── Provided data

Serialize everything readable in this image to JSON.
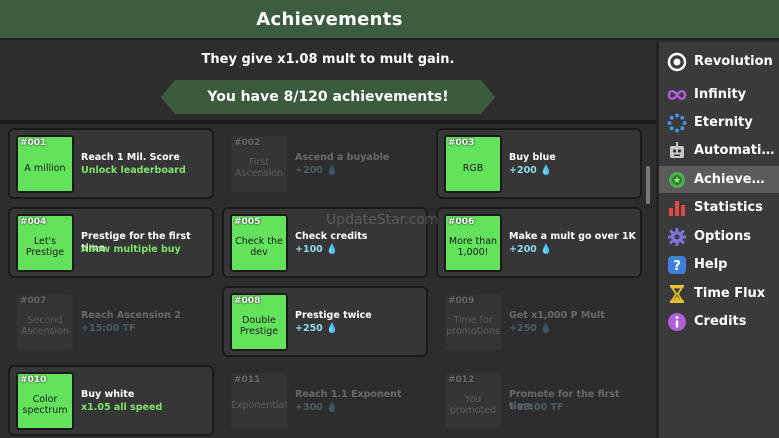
{
  "header": {
    "title": "Achievements"
  },
  "subtitle": "They give x1.08 mult to mult gain.",
  "ribbon": "You have 8/120 achievements!",
  "watermark": "UpdateStar.com",
  "colors": {
    "header": "#3c5e3e",
    "unlocked_badge": "#63e35b",
    "reward_green": "#7fe36a",
    "reward_gem": "#8fd8f0",
    "sidebar": "#3a3a3a"
  },
  "achievements": [
    {
      "num": "#001",
      "name": "A million",
      "desc": "Reach 1 Mil. Score",
      "reward": "Unlock leaderboard",
      "unlocked": true
    },
    {
      "num": "#002",
      "name": "First Ascension",
      "desc": "Ascend a buyable",
      "reward": "+200 💧",
      "unlocked": false
    },
    {
      "num": "#003",
      "name": "RGB",
      "desc": "Buy blue",
      "reward": "+200 💧",
      "unlocked": true
    },
    {
      "num": "#004",
      "name": "Let's Prestige",
      "desc": "Prestige for the first time",
      "reward": "Allow multiple buy",
      "unlocked": true
    },
    {
      "num": "#005",
      "name": "Check the dev",
      "desc": "Check credits",
      "reward": "+100 💧",
      "unlocked": true
    },
    {
      "num": "#006",
      "name": "More than 1,000!",
      "desc": "Make a mult go over 1K",
      "reward": "+200 💧",
      "unlocked": true
    },
    {
      "num": "#007",
      "name": "Second Ascension",
      "desc": "Reach Ascension 2",
      "reward": "+15:00 TF",
      "unlocked": false
    },
    {
      "num": "#008",
      "name": "Double Prestige",
      "desc": "Prestige twice",
      "reward": "+250 💧",
      "unlocked": true
    },
    {
      "num": "#009",
      "name": "Time for promotions",
      "desc": "Get x1,000 P Mult",
      "reward": "+250 💧",
      "unlocked": false
    },
    {
      "num": "#010",
      "name": "Color spectrum",
      "desc": "Buy white",
      "reward": "x1.05 all speed",
      "unlocked": true
    },
    {
      "num": "#011",
      "name": "Exponential",
      "desc": "Reach 1.1 Exponent",
      "reward": "+300 💧",
      "unlocked": false
    },
    {
      "num": "#012",
      "name": "You promoted",
      "desc": "Promote for the first time",
      "reward": "+15:00 TF",
      "unlocked": false
    }
  ],
  "sidebar": {
    "items": [
      {
        "label": "Revolution",
        "icon": "ring-icon",
        "active": false
      },
      {
        "label": "Infinity",
        "icon": "infinity-icon",
        "active": false
      },
      {
        "label": "Eternity",
        "icon": "dots-ring-icon",
        "active": false
      },
      {
        "label": "Automations",
        "icon": "robot-icon",
        "active": false
      },
      {
        "label": "Achievem...",
        "icon": "medal-icon",
        "active": true
      },
      {
        "label": "Statistics",
        "icon": "bar-chart-icon",
        "active": false
      },
      {
        "label": "Options",
        "icon": "gear-icon",
        "active": false
      },
      {
        "label": "Help",
        "icon": "question-icon",
        "active": false
      },
      {
        "label": "Time Flux",
        "icon": "hourglass-icon",
        "active": false
      },
      {
        "label": "Credits",
        "icon": "info-icon",
        "active": false
      }
    ]
  }
}
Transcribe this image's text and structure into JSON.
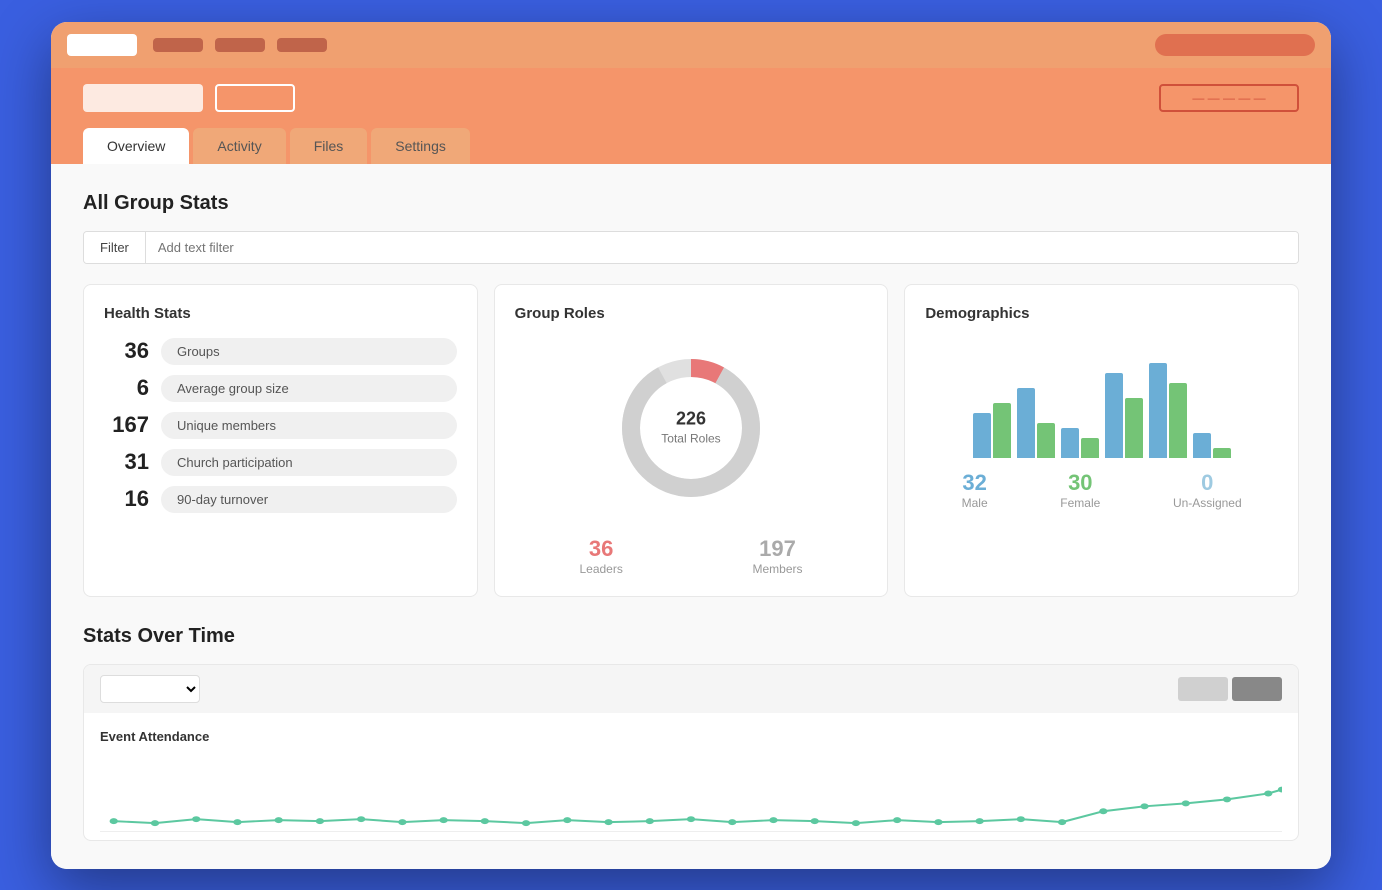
{
  "browser": {
    "address_bar": ""
  },
  "header": {
    "logo_text": "",
    "btn_outline_label": "",
    "btn_right_label": "— — — — —"
  },
  "tabs": [
    {
      "id": "overview",
      "label": "Overview",
      "active": true
    },
    {
      "id": "activity",
      "label": "Activity",
      "active": false
    },
    {
      "id": "files",
      "label": "Files",
      "active": false
    },
    {
      "id": "settings",
      "label": "Settings",
      "active": false
    }
  ],
  "page": {
    "title": "All Group Stats"
  },
  "filter": {
    "button_label": "Filter",
    "input_placeholder": "Add text filter"
  },
  "health_stats": {
    "title": "Health Stats",
    "rows": [
      {
        "number": "36",
        "label": "Groups"
      },
      {
        "number": "6",
        "label": "Average group size"
      },
      {
        "number": "167",
        "label": "Unique members"
      },
      {
        "number": "31",
        "label": "Church participation"
      },
      {
        "number": "16",
        "label": "90-day turnover"
      }
    ]
  },
  "group_roles": {
    "title": "Group Roles",
    "total_number": "226",
    "total_label": "Total Roles",
    "leaders_number": "36",
    "leaders_label": "Leaders",
    "members_number": "197",
    "members_label": "Members"
  },
  "demographics": {
    "title": "Demographics",
    "male_number": "32",
    "male_label": "Male",
    "female_number": "30",
    "female_label": "Female",
    "unassigned_number": "0",
    "unassigned_label": "Un-Assigned",
    "bars": [
      {
        "blue": 45,
        "green": 55
      },
      {
        "blue": 70,
        "green": 35
      },
      {
        "blue": 30,
        "green": 20
      },
      {
        "blue": 85,
        "green": 60
      },
      {
        "blue": 95,
        "green": 75
      },
      {
        "blue": 25,
        "green": 10
      }
    ]
  },
  "stats_over_time": {
    "title": "Stats Over Time",
    "dropdown_value": "",
    "chart_label": "Event Attendance",
    "line_points": "10,70 40,72 70,68 100,71 130,69 160,70 190,68 220,71 250,69 280,70 310,72 340,69 370,71 400,70 430,68 460,71 490,69 520,70 550,72 580,69 610,71 640,70 670,68 700,71 730,60 760,65 790,62 820,58 850,55 860,52"
  }
}
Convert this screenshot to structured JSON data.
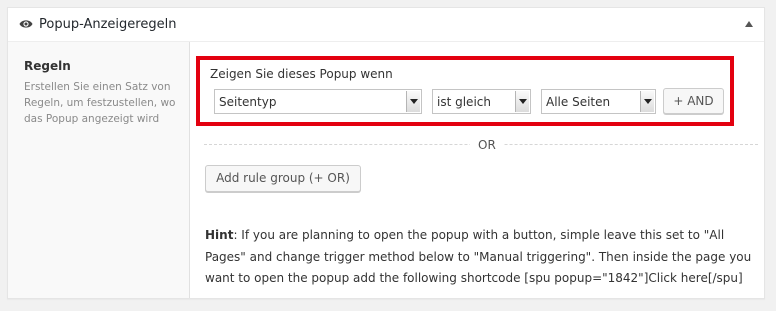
{
  "metabox": {
    "title": "Popup-Anzeigeregeln"
  },
  "sidebar": {
    "label": "Regeln",
    "description": "Erstellen Sie einen Satz von Regeln, um festzustellen, wo das Popup angezeigt wird"
  },
  "rule_group": {
    "heading": "Zeigen Sie dieses Popup wenn",
    "param_select": "Seitentyp",
    "operator_select": "ist gleich",
    "value_select": "Alle Seiten",
    "and_button": "+ AND"
  },
  "or_separator": "OR",
  "add_group_button": "Add rule group (+ OR)",
  "hint": {
    "label": "Hint",
    "text": ": If you are planning to open the popup with a button, simple leave this set to \"All Pages\" and change trigger method below to \"Manual triggering\". Then inside the page you want to open the popup add the following shortcode [spu popup=\"1842\"]Click here[/spu]"
  },
  "colors": {
    "highlight_border": "#e3000f",
    "panel_bg": "#ffffff",
    "sidebar_bg": "#f9f9f9"
  }
}
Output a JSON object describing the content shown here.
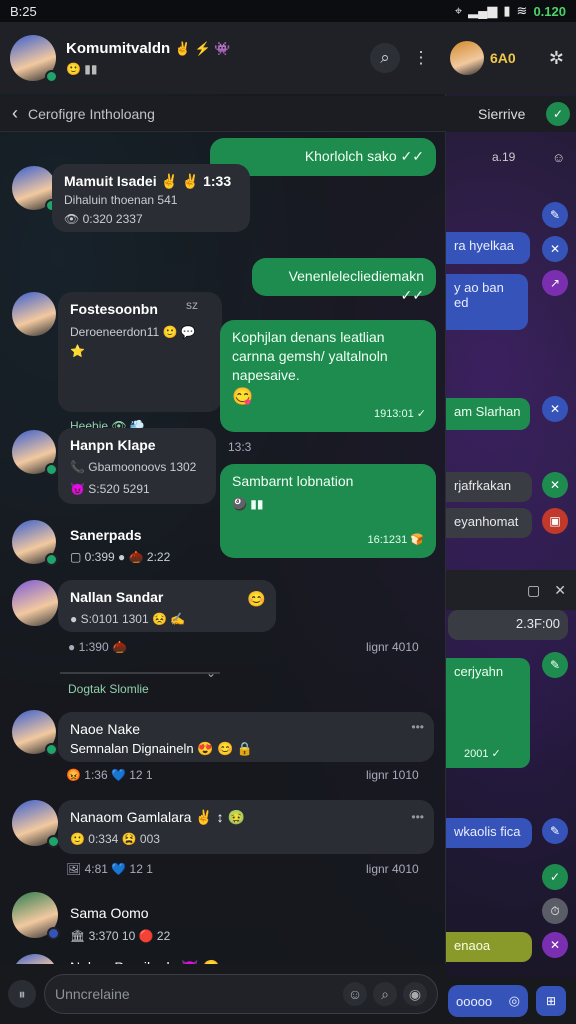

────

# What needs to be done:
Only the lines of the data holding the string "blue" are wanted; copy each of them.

# Answer space:
      "desc": "Buy blue",
        "blue": 45,
        "blue": 70,
        "blue": 30,
        "blue": 85,
        "blue": 95,
        "blue": 25,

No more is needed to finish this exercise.